Input data section start

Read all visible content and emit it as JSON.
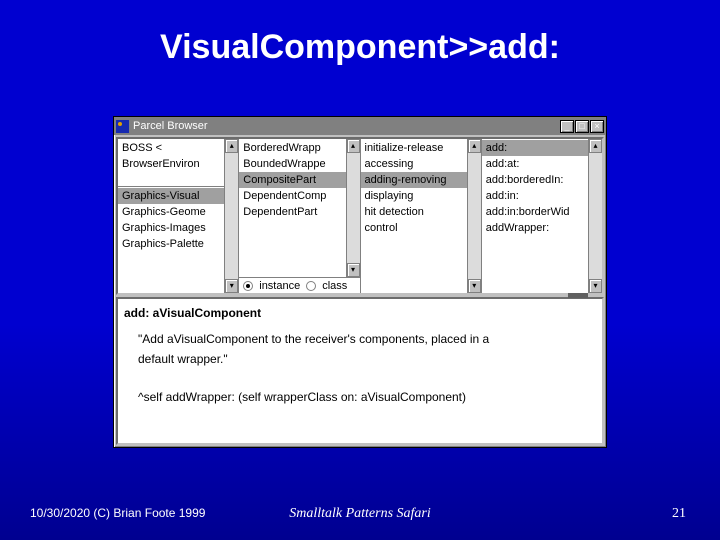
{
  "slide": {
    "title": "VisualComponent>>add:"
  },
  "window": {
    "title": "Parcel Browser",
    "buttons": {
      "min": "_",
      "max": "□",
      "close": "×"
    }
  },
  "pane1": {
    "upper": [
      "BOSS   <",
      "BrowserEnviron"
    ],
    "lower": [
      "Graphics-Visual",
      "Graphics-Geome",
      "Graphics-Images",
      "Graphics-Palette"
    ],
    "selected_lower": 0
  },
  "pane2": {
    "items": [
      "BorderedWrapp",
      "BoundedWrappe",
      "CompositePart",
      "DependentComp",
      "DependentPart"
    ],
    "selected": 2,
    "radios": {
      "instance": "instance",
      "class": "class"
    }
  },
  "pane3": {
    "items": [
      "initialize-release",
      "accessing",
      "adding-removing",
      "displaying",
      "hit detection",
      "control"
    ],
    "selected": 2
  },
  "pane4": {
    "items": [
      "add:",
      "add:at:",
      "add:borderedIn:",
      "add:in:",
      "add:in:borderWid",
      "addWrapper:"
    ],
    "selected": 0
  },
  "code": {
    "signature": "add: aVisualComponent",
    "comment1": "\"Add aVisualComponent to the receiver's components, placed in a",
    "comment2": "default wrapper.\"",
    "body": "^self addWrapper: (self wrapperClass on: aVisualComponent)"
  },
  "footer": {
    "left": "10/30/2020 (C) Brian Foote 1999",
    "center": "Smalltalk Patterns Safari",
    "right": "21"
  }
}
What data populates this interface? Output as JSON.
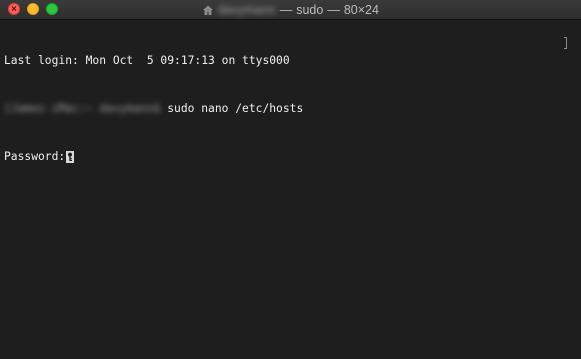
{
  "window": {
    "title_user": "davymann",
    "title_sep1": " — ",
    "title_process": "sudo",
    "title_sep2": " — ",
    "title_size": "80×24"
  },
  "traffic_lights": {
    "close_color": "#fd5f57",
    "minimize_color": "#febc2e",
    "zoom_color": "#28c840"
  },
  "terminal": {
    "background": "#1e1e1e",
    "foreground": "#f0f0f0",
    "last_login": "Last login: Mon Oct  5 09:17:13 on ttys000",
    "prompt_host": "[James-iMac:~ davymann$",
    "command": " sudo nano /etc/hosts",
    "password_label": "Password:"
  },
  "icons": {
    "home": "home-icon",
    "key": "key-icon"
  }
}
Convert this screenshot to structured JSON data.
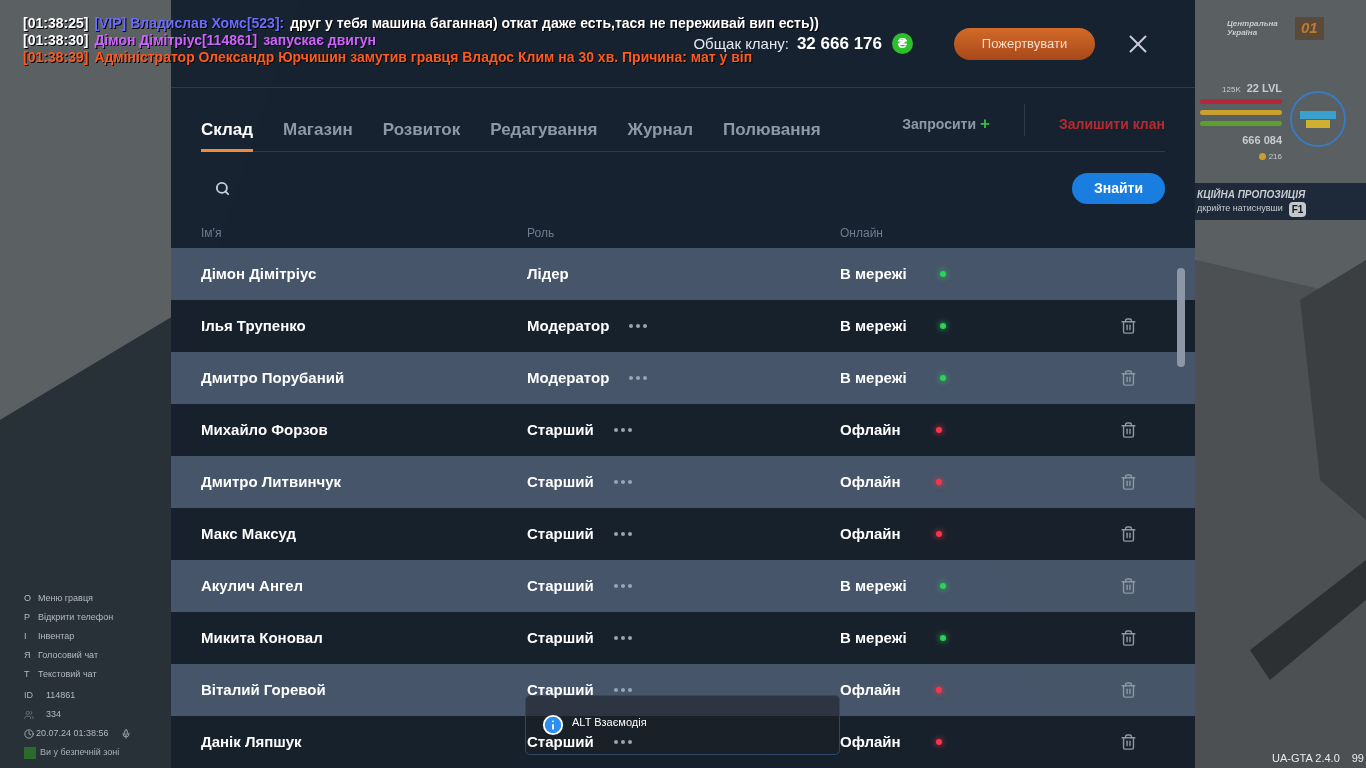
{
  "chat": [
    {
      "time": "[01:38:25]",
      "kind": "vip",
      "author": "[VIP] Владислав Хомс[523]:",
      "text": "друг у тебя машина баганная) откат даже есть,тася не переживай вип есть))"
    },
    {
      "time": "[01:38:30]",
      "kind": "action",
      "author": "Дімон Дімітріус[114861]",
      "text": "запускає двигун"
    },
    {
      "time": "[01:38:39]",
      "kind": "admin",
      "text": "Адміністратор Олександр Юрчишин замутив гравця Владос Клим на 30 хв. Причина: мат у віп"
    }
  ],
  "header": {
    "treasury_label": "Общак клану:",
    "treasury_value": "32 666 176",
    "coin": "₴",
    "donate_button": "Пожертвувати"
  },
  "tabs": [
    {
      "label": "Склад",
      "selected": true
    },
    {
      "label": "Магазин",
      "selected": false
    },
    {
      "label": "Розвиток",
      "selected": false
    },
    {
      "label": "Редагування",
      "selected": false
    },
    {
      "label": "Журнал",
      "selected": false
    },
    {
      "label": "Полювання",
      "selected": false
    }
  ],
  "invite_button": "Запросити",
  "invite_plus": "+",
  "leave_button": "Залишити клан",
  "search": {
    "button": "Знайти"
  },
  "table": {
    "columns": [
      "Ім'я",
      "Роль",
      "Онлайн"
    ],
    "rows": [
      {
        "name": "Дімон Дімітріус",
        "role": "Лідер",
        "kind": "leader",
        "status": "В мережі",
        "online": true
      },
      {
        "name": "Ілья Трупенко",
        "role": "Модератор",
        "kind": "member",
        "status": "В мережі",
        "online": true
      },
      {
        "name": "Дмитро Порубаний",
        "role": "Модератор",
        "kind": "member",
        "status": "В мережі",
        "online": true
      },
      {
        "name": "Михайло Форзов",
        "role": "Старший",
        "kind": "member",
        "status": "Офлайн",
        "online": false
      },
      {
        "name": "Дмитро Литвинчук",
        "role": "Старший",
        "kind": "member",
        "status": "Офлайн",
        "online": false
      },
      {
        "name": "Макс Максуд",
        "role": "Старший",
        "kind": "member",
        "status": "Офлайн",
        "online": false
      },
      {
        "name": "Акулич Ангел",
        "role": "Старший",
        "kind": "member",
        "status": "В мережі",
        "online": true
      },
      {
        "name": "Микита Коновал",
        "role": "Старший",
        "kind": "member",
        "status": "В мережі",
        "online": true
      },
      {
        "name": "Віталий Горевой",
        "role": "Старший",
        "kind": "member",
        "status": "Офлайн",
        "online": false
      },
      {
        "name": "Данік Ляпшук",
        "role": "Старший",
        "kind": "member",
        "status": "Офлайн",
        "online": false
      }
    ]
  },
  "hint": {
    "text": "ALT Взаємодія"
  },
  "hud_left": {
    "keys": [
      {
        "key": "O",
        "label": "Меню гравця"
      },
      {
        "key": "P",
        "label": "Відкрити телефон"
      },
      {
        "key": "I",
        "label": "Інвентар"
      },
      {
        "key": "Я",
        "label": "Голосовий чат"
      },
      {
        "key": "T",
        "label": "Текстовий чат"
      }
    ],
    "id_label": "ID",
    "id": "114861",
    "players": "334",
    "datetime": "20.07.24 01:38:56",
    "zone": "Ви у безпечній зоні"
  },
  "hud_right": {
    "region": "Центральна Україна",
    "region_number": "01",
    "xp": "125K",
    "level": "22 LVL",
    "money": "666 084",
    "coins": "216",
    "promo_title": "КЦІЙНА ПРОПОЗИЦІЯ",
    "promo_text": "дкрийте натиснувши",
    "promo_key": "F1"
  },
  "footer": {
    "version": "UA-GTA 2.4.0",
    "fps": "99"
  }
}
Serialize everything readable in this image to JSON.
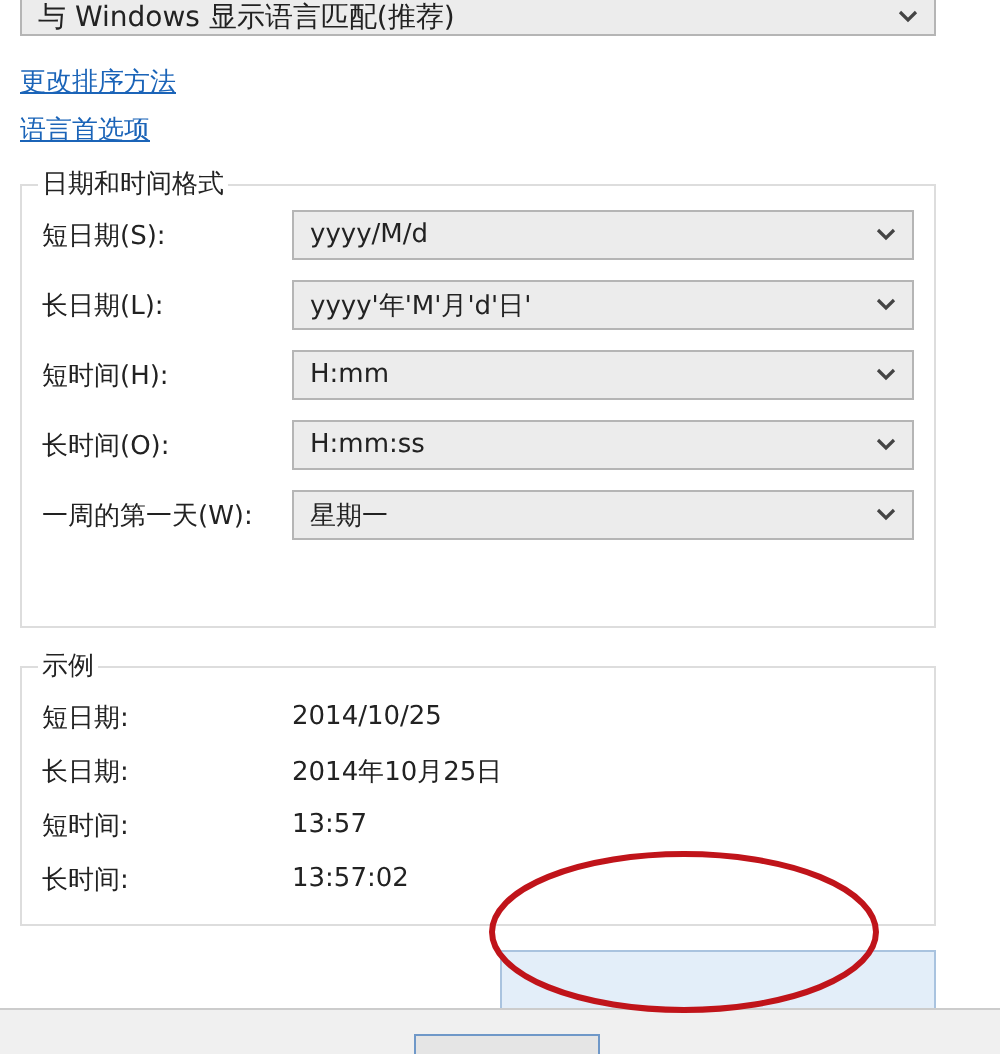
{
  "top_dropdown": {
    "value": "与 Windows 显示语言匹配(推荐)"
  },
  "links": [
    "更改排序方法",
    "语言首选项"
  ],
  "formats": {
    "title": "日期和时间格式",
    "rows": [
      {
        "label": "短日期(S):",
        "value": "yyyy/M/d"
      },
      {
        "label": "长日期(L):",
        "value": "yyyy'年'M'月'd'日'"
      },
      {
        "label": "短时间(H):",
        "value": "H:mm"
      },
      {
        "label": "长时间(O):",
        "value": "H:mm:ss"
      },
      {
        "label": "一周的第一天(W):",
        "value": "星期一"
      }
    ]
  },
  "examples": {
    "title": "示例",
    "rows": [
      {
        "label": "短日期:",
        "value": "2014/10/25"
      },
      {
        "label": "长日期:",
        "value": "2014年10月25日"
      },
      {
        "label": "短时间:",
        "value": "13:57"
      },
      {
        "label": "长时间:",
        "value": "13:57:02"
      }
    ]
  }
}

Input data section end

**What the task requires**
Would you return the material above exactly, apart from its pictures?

**Exercise output**
Read all visible content and emit it as JSON.
{
  "slide": {
    "title": "VisualComponent>>add:"
  },
  "window": {
    "title": "Parcel Browser",
    "buttons": {
      "min": "_",
      "max": "□",
      "close": "×"
    }
  },
  "pane1": {
    "upper": [
      "BOSS   <",
      "BrowserEnviron"
    ],
    "lower": [
      "Graphics-Visual",
      "Graphics-Geome",
      "Graphics-Images",
      "Graphics-Palette"
    ],
    "selected_lower": 0
  },
  "pane2": {
    "items": [
      "BorderedWrapp",
      "BoundedWrappe",
      "CompositePart",
      "DependentComp",
      "DependentPart"
    ],
    "selected": 2,
    "radios": {
      "instance": "instance",
      "class": "class"
    }
  },
  "pane3": {
    "items": [
      "initialize-release",
      "accessing",
      "adding-removing",
      "displaying",
      "hit detection",
      "control"
    ],
    "selected": 2
  },
  "pane4": {
    "items": [
      "add:",
      "add:at:",
      "add:borderedIn:",
      "add:in:",
      "add:in:borderWid",
      "addWrapper:"
    ],
    "selected": 0
  },
  "code": {
    "signature": "add: aVisualComponent",
    "comment1": "\"Add aVisualComponent to the receiver's components, placed in a",
    "comment2": "default wrapper.\"",
    "body": "^self addWrapper: (self wrapperClass on: aVisualComponent)"
  },
  "footer": {
    "left": "10/30/2020 (C) Brian Foote 1999",
    "center": "Smalltalk Patterns Safari",
    "right": "21"
  }
}
What data populates this interface? Output as JSON.
{
  "window": {
    "title_user": "davymann",
    "title_sep1": " — ",
    "title_process": "sudo",
    "title_sep2": " — ",
    "title_size": "80×24"
  },
  "traffic_lights": {
    "close_color": "#fd5f57",
    "minimize_color": "#febc2e",
    "zoom_color": "#28c840"
  },
  "terminal": {
    "background": "#1e1e1e",
    "foreground": "#f0f0f0",
    "last_login": "Last login: Mon Oct  5 09:17:13 on ttys000",
    "prompt_host": "[James-iMac:~ davymann$",
    "command": " sudo nano /etc/hosts",
    "password_label": "Password:"
  },
  "icons": {
    "home": "home-icon",
    "key": "key-icon"
  }
}
Convert this screenshot to structured JSON data.
{
  "chat": [
    {
      "time": "[01:38:25]",
      "kind": "vip",
      "author": "[VIP] Владислав Хомс[523]:",
      "text": "друг у тебя машина баганная) откат даже есть,тася не переживай вип есть))"
    },
    {
      "time": "[01:38:30]",
      "kind": "action",
      "author": "Дімон Дімітріус[114861]",
      "text": "запускає двигун"
    },
    {
      "time": "[01:38:39]",
      "kind": "admin",
      "text": "Адміністратор Олександр Юрчишин замутив гравця Владос Клим на 30 хв. Причина: мат у віп"
    }
  ],
  "header": {
    "treasury_label": "Общак клану:",
    "treasury_value": "32 666 176",
    "coin": "₴",
    "donate_button": "Пожертвувати"
  },
  "tabs": [
    {
      "label": "Склад",
      "selected": true
    },
    {
      "label": "Магазин",
      "selected": false
    },
    {
      "label": "Розвиток",
      "selected": false
    },
    {
      "label": "Редагування",
      "selected": false
    },
    {
      "label": "Журнал",
      "selected": false
    },
    {
      "label": "Полювання",
      "selected": false
    }
  ],
  "invite_button": "Запросити",
  "invite_plus": "+",
  "leave_button": "Залишити клан",
  "search": {
    "button": "Знайти"
  },
  "table": {
    "columns": [
      "Ім'я",
      "Роль",
      "Онлайн"
    ],
    "rows": [
      {
        "name": "Дімон Дімітріус",
        "role": "Лідер",
        "kind": "leader",
        "status": "В мережі",
        "online": true
      },
      {
        "name": "Ілья Трупенко",
        "role": "Модератор",
        "kind": "member",
        "status": "В мережі",
        "online": true
      },
      {
        "name": "Дмитро Порубаний",
        "role": "Модератор",
        "kind": "member",
        "status": "В мережі",
        "online": true
      },
      {
        "name": "Михайло Форзов",
        "role": "Старший",
        "kind": "member",
        "status": "Офлайн",
        "online": false
      },
      {
        "name": "Дмитро Литвинчук",
        "role": "Старший",
        "kind": "member",
        "status": "Офлайн",
        "online": false
      },
      {
        "name": "Макс Максуд",
        "role": "Старший",
        "kind": "member",
        "status": "Офлайн",
        "online": false
      },
      {
        "name": "Акулич Ангел",
        "role": "Старший",
        "kind": "member",
        "status": "В мережі",
        "online": true
      },
      {
        "name": "Микита Коновал",
        "role": "Старший",
        "kind": "member",
        "status": "В мережі",
        "online": true
      },
      {
        "name": "Віталий Горевой",
        "role": "Старший",
        "kind": "member",
        "status": "Офлайн",
        "online": false
      },
      {
        "name": "Данік Ляпшук",
        "role": "Старший",
        "kind": "member",
        "status": "Офлайн",
        "online": false
      }
    ]
  },
  "hint": {
    "text": "ALT Взаємодія"
  },
  "hud_left": {
    "keys": [
      {
        "key": "O",
        "label": "Меню гравця"
      },
      {
        "key": "P",
        "label": "Відкрити телефон"
      },
      {
        "key": "I",
        "label": "Інвентар"
      },
      {
        "key": "Я",
        "label": "Голосовий чат"
      },
      {
        "key": "T",
        "label": "Текстовий чат"
      }
    ],
    "id_label": "ID",
    "id": "114861",
    "players": "334",
    "datetime": "20.07.24 01:38:56",
    "zone": "Ви у безпечній зоні"
  },
  "hud_right": {
    "region": "Центральна Україна",
    "region_number": "01",
    "xp": "125K",
    "level": "22 LVL",
    "money": "666 084",
    "coins": "216",
    "promo_title": "КЦІЙНА ПРОПОЗИЦІЯ",
    "promo_text": "дкрийте натиснувши",
    "promo_key": "F1"
  },
  "footer": {
    "version": "UA-GTA 2.4.0",
    "fps": "99"
  }
}
Serialize everything readable in this image to JSON.
{
  "top_dropdown": {
    "value": "与 Windows 显示语言匹配(推荐)"
  },
  "links": [
    "更改排序方法",
    "语言首选项"
  ],
  "formats": {
    "title": "日期和时间格式",
    "rows": [
      {
        "label": "短日期(S):",
        "value": "yyyy/M/d"
      },
      {
        "label": "长日期(L):",
        "value": "yyyy'年'M'月'd'日'"
      },
      {
        "label": "短时间(H):",
        "value": "H:mm"
      },
      {
        "label": "长时间(O):",
        "value": "H:mm:ss"
      },
      {
        "label": "一周的第一天(W):",
        "value": "星期一"
      }
    ]
  },
  "examples": {
    "title": "示例",
    "rows": [
      {
        "label": "短日期:",
        "value": "2014/10/25"
      },
      {
        "label": "长日期:",
        "value": "2014年10月25日"
      },
      {
        "label": "短时间:",
        "value": "13:57"
      },
      {
        "label": "长时间:",
        "value": "13:57:02"
      }
    ]
  }
}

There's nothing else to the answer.